§ Instructions to follow: Could you repeat every line below exactly, skipping the images?

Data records
───

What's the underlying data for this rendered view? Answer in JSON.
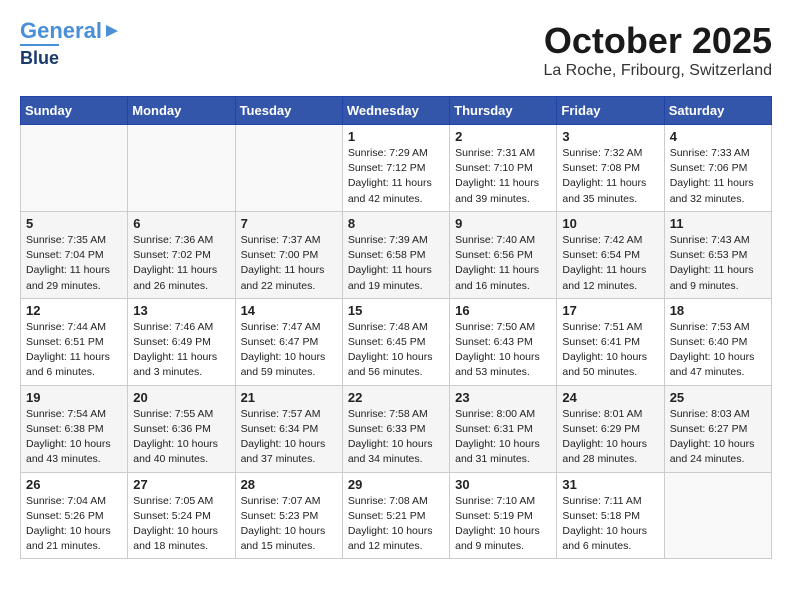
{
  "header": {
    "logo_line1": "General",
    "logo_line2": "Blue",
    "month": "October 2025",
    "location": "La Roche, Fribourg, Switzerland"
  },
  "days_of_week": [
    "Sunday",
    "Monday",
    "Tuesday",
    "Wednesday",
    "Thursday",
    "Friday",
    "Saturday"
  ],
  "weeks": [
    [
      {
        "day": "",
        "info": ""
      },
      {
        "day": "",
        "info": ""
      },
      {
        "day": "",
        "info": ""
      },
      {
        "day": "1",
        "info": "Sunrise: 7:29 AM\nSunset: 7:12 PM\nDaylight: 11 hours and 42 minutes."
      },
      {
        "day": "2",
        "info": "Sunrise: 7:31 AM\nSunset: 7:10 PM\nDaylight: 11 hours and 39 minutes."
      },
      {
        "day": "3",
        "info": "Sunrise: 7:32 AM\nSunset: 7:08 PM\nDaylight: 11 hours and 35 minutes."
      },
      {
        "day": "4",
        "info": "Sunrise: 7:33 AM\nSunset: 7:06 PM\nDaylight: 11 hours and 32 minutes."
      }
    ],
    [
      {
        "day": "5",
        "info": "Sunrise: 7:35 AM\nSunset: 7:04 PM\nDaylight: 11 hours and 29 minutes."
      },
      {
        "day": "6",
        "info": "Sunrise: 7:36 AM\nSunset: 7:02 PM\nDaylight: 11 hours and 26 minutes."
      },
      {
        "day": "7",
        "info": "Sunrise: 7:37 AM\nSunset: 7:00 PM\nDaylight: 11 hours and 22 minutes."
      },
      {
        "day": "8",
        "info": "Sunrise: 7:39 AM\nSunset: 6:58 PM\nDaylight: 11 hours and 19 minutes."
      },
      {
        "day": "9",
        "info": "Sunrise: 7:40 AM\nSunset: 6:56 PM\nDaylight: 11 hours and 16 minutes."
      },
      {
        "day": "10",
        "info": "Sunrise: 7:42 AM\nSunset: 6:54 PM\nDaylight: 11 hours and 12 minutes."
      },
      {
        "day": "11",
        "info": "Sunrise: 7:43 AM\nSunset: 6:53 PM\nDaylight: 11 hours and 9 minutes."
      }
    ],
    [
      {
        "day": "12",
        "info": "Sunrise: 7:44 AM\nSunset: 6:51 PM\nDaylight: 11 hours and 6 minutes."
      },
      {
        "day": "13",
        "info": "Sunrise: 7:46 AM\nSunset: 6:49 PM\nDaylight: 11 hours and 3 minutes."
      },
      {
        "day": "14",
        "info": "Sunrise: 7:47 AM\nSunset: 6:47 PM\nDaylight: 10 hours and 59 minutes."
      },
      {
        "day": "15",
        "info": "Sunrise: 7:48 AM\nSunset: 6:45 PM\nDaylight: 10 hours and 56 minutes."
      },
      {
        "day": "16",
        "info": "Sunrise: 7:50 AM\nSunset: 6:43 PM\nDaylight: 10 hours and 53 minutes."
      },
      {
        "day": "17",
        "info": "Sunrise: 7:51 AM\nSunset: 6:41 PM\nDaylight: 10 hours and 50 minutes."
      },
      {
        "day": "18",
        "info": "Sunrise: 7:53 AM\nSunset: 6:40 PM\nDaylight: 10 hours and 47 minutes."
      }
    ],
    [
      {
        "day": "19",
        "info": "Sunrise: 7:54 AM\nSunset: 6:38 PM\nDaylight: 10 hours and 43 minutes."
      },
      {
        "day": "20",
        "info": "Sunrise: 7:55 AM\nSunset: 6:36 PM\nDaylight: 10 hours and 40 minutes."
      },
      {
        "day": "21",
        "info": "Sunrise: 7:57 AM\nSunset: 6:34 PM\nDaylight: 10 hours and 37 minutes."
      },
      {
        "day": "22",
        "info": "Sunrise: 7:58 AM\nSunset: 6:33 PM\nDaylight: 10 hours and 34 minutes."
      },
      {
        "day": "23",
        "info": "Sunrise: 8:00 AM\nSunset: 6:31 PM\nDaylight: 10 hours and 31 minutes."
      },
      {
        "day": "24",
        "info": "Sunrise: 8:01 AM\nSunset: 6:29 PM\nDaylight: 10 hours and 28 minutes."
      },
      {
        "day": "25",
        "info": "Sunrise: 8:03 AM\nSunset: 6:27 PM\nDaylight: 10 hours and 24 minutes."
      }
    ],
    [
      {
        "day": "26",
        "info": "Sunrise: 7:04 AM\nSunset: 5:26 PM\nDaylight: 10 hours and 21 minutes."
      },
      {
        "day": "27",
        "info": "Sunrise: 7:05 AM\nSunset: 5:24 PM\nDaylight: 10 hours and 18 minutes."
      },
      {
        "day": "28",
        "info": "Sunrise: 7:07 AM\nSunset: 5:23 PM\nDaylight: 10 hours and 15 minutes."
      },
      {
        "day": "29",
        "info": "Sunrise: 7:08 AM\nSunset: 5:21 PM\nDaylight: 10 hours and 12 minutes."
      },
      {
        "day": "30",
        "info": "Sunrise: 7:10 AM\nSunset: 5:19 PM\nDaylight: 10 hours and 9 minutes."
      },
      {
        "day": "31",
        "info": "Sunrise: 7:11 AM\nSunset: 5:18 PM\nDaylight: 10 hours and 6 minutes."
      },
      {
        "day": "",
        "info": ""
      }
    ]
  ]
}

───

§ Reply to the exercise:
What's the underlying data for this rendered view? Answer in JSON.
{
  "header": {
    "logo_line1": "General",
    "logo_line2": "Blue",
    "month": "October 2025",
    "location": "La Roche, Fribourg, Switzerland"
  },
  "days_of_week": [
    "Sunday",
    "Monday",
    "Tuesday",
    "Wednesday",
    "Thursday",
    "Friday",
    "Saturday"
  ],
  "weeks": [
    [
      {
        "day": "",
        "info": ""
      },
      {
        "day": "",
        "info": ""
      },
      {
        "day": "",
        "info": ""
      },
      {
        "day": "1",
        "info": "Sunrise: 7:29 AM\nSunset: 7:12 PM\nDaylight: 11 hours and 42 minutes."
      },
      {
        "day": "2",
        "info": "Sunrise: 7:31 AM\nSunset: 7:10 PM\nDaylight: 11 hours and 39 minutes."
      },
      {
        "day": "3",
        "info": "Sunrise: 7:32 AM\nSunset: 7:08 PM\nDaylight: 11 hours and 35 minutes."
      },
      {
        "day": "4",
        "info": "Sunrise: 7:33 AM\nSunset: 7:06 PM\nDaylight: 11 hours and 32 minutes."
      }
    ],
    [
      {
        "day": "5",
        "info": "Sunrise: 7:35 AM\nSunset: 7:04 PM\nDaylight: 11 hours and 29 minutes."
      },
      {
        "day": "6",
        "info": "Sunrise: 7:36 AM\nSunset: 7:02 PM\nDaylight: 11 hours and 26 minutes."
      },
      {
        "day": "7",
        "info": "Sunrise: 7:37 AM\nSunset: 7:00 PM\nDaylight: 11 hours and 22 minutes."
      },
      {
        "day": "8",
        "info": "Sunrise: 7:39 AM\nSunset: 6:58 PM\nDaylight: 11 hours and 19 minutes."
      },
      {
        "day": "9",
        "info": "Sunrise: 7:40 AM\nSunset: 6:56 PM\nDaylight: 11 hours and 16 minutes."
      },
      {
        "day": "10",
        "info": "Sunrise: 7:42 AM\nSunset: 6:54 PM\nDaylight: 11 hours and 12 minutes."
      },
      {
        "day": "11",
        "info": "Sunrise: 7:43 AM\nSunset: 6:53 PM\nDaylight: 11 hours and 9 minutes."
      }
    ],
    [
      {
        "day": "12",
        "info": "Sunrise: 7:44 AM\nSunset: 6:51 PM\nDaylight: 11 hours and 6 minutes."
      },
      {
        "day": "13",
        "info": "Sunrise: 7:46 AM\nSunset: 6:49 PM\nDaylight: 11 hours and 3 minutes."
      },
      {
        "day": "14",
        "info": "Sunrise: 7:47 AM\nSunset: 6:47 PM\nDaylight: 10 hours and 59 minutes."
      },
      {
        "day": "15",
        "info": "Sunrise: 7:48 AM\nSunset: 6:45 PM\nDaylight: 10 hours and 56 minutes."
      },
      {
        "day": "16",
        "info": "Sunrise: 7:50 AM\nSunset: 6:43 PM\nDaylight: 10 hours and 53 minutes."
      },
      {
        "day": "17",
        "info": "Sunrise: 7:51 AM\nSunset: 6:41 PM\nDaylight: 10 hours and 50 minutes."
      },
      {
        "day": "18",
        "info": "Sunrise: 7:53 AM\nSunset: 6:40 PM\nDaylight: 10 hours and 47 minutes."
      }
    ],
    [
      {
        "day": "19",
        "info": "Sunrise: 7:54 AM\nSunset: 6:38 PM\nDaylight: 10 hours and 43 minutes."
      },
      {
        "day": "20",
        "info": "Sunrise: 7:55 AM\nSunset: 6:36 PM\nDaylight: 10 hours and 40 minutes."
      },
      {
        "day": "21",
        "info": "Sunrise: 7:57 AM\nSunset: 6:34 PM\nDaylight: 10 hours and 37 minutes."
      },
      {
        "day": "22",
        "info": "Sunrise: 7:58 AM\nSunset: 6:33 PM\nDaylight: 10 hours and 34 minutes."
      },
      {
        "day": "23",
        "info": "Sunrise: 8:00 AM\nSunset: 6:31 PM\nDaylight: 10 hours and 31 minutes."
      },
      {
        "day": "24",
        "info": "Sunrise: 8:01 AM\nSunset: 6:29 PM\nDaylight: 10 hours and 28 minutes."
      },
      {
        "day": "25",
        "info": "Sunrise: 8:03 AM\nSunset: 6:27 PM\nDaylight: 10 hours and 24 minutes."
      }
    ],
    [
      {
        "day": "26",
        "info": "Sunrise: 7:04 AM\nSunset: 5:26 PM\nDaylight: 10 hours and 21 minutes."
      },
      {
        "day": "27",
        "info": "Sunrise: 7:05 AM\nSunset: 5:24 PM\nDaylight: 10 hours and 18 minutes."
      },
      {
        "day": "28",
        "info": "Sunrise: 7:07 AM\nSunset: 5:23 PM\nDaylight: 10 hours and 15 minutes."
      },
      {
        "day": "29",
        "info": "Sunrise: 7:08 AM\nSunset: 5:21 PM\nDaylight: 10 hours and 12 minutes."
      },
      {
        "day": "30",
        "info": "Sunrise: 7:10 AM\nSunset: 5:19 PM\nDaylight: 10 hours and 9 minutes."
      },
      {
        "day": "31",
        "info": "Sunrise: 7:11 AM\nSunset: 5:18 PM\nDaylight: 10 hours and 6 minutes."
      },
      {
        "day": "",
        "info": ""
      }
    ]
  ]
}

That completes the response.